When developer Gamerizon released Chop Chop Ninja late last year, they had a hit on their hands. The unique action platformer offered a novel solution to the dilemma faced by most of its genre peers on the iPhone, eschewing virtual d-pads and buttons altogether in favor of a buttonless touch interface. And while the experience often devolved into a screen-tapping frenzy, it was nonetheless refreshing. Gamerizon was quick to follow-up on that game’s success, releasing the ninja spin-off Chop Chop Runner and the sports titles Chop Chop Tennis, Hockey and Soccer. In the last year, the Chop Chop franchise has enjoyed more than six million downloads worldwide!
And at long last, the Chop Chop franchise returns to its platforming roots in its newest, and perhaps greatest itineration — Chop Chop Caveman.
Visual Presentation: Chop Chop Caveman looks fantastic, having the best art direction of the franchise. The game keeps with the series’ signature Powerpuff Girls-like look, but has perhaps the richest, most attractive color palette of any Chop Chop game thus far. The jungles and other environments are alive with color, vibrant and exciting, and a joy to behold. The titular caveman is adorable, as are all of his prehistoric nemeses, and the game has some really nice animations, especially when compared to the cardboard puppetry of Chop Chop Ninja. Add support for the iPhone 4’s Retina Display, and Chop Chop Caveman is a pretty game indeed!
Controls: Mechanically, Caveman’s controls are identical to those found in Chop Chop Ninja and should feel immediately familiar to anyone who played the earlier game. A great deal of refinement has been introduced to the experience, however. Overall, the controls just feel tighter and more responsive. The Caveman feels less floaty and easy to maneuver, and the game has been streamlined such that it feels more like playing a game, and less like a tap-tap storm. The experience of playing Chop Chop Caveman is just much smoother than its predecessor, and these relatively minor control adjustments make a world of difference in actually playing the game.
Replay Value: There are lots of reasons to come back to Chop Chop Caveman. In each of the game’s 20 stages there are pebbles, three large gems and a tasty vegetable to be found. High scores are also kept for each stage — based on completion time, pebbles collected, kills and meat eaten — providing incentive to return to completed stages to better your scores. The game features integration with both OpenFeint and Game Center, with acheivements and leaderboards.

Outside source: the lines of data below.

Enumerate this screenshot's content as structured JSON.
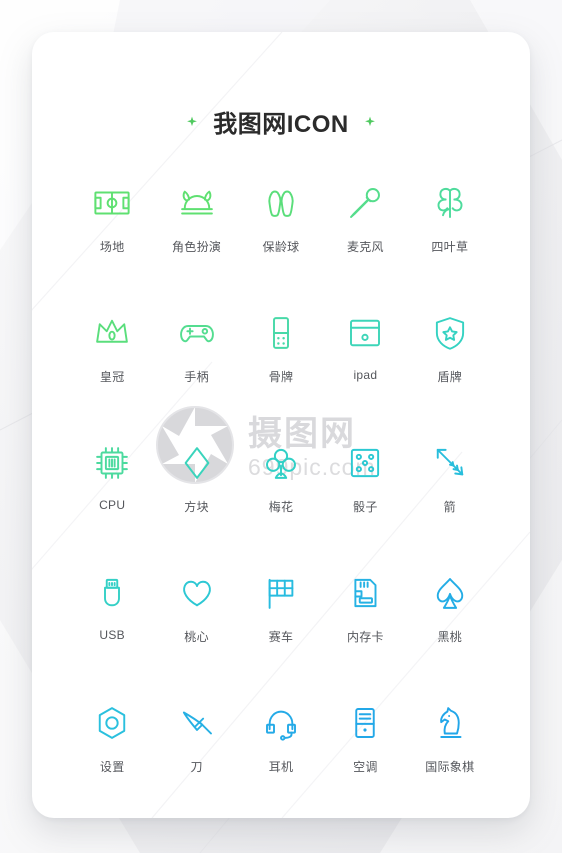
{
  "header": {
    "title": "我图网ICON",
    "spark_left": "sparkle-icon",
    "spark_right": "sparkle-icon"
  },
  "watermark": {
    "brand": "摄图网",
    "site": "699pic.com",
    "logo": "aperture-icon"
  },
  "palette": {
    "green": "#5FE071",
    "green2": "#56DC86",
    "teal": "#3BD4B4",
    "teal2": "#2FCCC8",
    "cyan": "#27B8DC",
    "blue": "#24A9E6",
    "label": "#55575C",
    "title": "#2B2B2B",
    "card": "#FFFFFF",
    "background": "#F2F2F4"
  },
  "grid": {
    "columns": 5,
    "rows": 5,
    "icons": [
      {
        "label": "场地",
        "icon": "soccer-field-icon",
        "color": "#5FE071"
      },
      {
        "label": "角色扮演",
        "icon": "viking-helmet-icon",
        "color": "#5FE071"
      },
      {
        "label": "保龄球",
        "icon": "bowling-pins-icon",
        "color": "#5ADE7A"
      },
      {
        "label": "麦克风",
        "icon": "microphone-icon",
        "color": "#55DD8C"
      },
      {
        "label": "四叶草",
        "icon": "clover-icon",
        "color": "#4EDB9C"
      },
      {
        "label": "皇冠",
        "icon": "crown-icon",
        "color": "#5ADE7C"
      },
      {
        "label": "手柄",
        "icon": "gamepad-icon",
        "color": "#54DD90"
      },
      {
        "label": "骨牌",
        "icon": "domino-icon",
        "color": "#48D9A8"
      },
      {
        "label": "ipad",
        "icon": "tablet-icon",
        "color": "#3DD5B8"
      },
      {
        "label": "盾牌",
        "icon": "shield-star-icon",
        "color": "#35D2C2"
      },
      {
        "label": "CPU",
        "icon": "cpu-chip-icon",
        "color": "#4BDA9E"
      },
      {
        "label": "方块",
        "icon": "diamond-suit-icon",
        "color": "#3AD4BC"
      },
      {
        "label": "梅花",
        "icon": "club-suit-icon",
        "color": "#31D0C6"
      },
      {
        "label": "骰子",
        "icon": "dice-icon",
        "color": "#2BC9D2"
      },
      {
        "label": "箭",
        "icon": "arrow-icon",
        "color": "#28BEDC"
      },
      {
        "label": "USB",
        "icon": "usb-icon",
        "color": "#34D0C6"
      },
      {
        "label": "桃心",
        "icon": "heart-suit-icon",
        "color": "#2DC8D4"
      },
      {
        "label": "赛车",
        "icon": "checkered-flag-icon",
        "color": "#28BCE0"
      },
      {
        "label": "内存卡",
        "icon": "memory-card-icon",
        "color": "#26B2E4"
      },
      {
        "label": "黑桃",
        "icon": "spade-suit-icon",
        "color": "#24ADE6"
      },
      {
        "label": "设置",
        "icon": "hex-settings-icon",
        "color": "#2AC0DE"
      },
      {
        "label": "刀",
        "icon": "knife-icon",
        "color": "#26B0E4"
      },
      {
        "label": "耳机",
        "icon": "headset-icon",
        "color": "#24AAE7"
      },
      {
        "label": "空调",
        "icon": "tower-pc-icon",
        "color": "#23A8E8"
      },
      {
        "label": "国际象棋",
        "icon": "chess-knight-icon",
        "color": "#22A6E9"
      }
    ]
  }
}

Universal App: For $0.99, Chop Chop Caveman comes as a universal app playable both on iPhones and iPads. And because of the game’s buttonless interface, it plays equally well on all devices. I find myself preferring the iPad only because its larger screen allows me to enjoy the game’s gorgeous art assets all the more.
Story: Chop Chop Caveman is HUNGRY and needs meat!! It’s a simple premise, but cavemen are not known to have been the deepest of thinkers. This is a no-nonsense tale of a hungry caveman munching dinosaurs, and that’s all the motivation I need to have fun. What I enjoy most about the game is its lack of melodrama and pompous puffery. The game takes itself about as seriously as it ought to: not much.
Whatever dislikes I leveled against Chop Chop Ninja have more or less been addressed in Chop Chop Caveman. Anything negative I could say against the game would be nothing more than nit-picking, and even then I find it difficult to complain.
Chop Chop Caveman may be the best prehistoric platformer since Bonk’s Adventure, and the best Chop Chop game yet. Despite its setting having moved backwards in time, the imperfections of Chop Chop Ninja have here been honed in the most forward-thinking manner, and while cavemen may be well-reputed for their rough demeanors, Chop Chop Caveman is as smooth as they come. I’ve been really enjoying the game, and I’m pretty sure you will too. You get a lot of thump for your buck in this one, and I have no problem calling it a …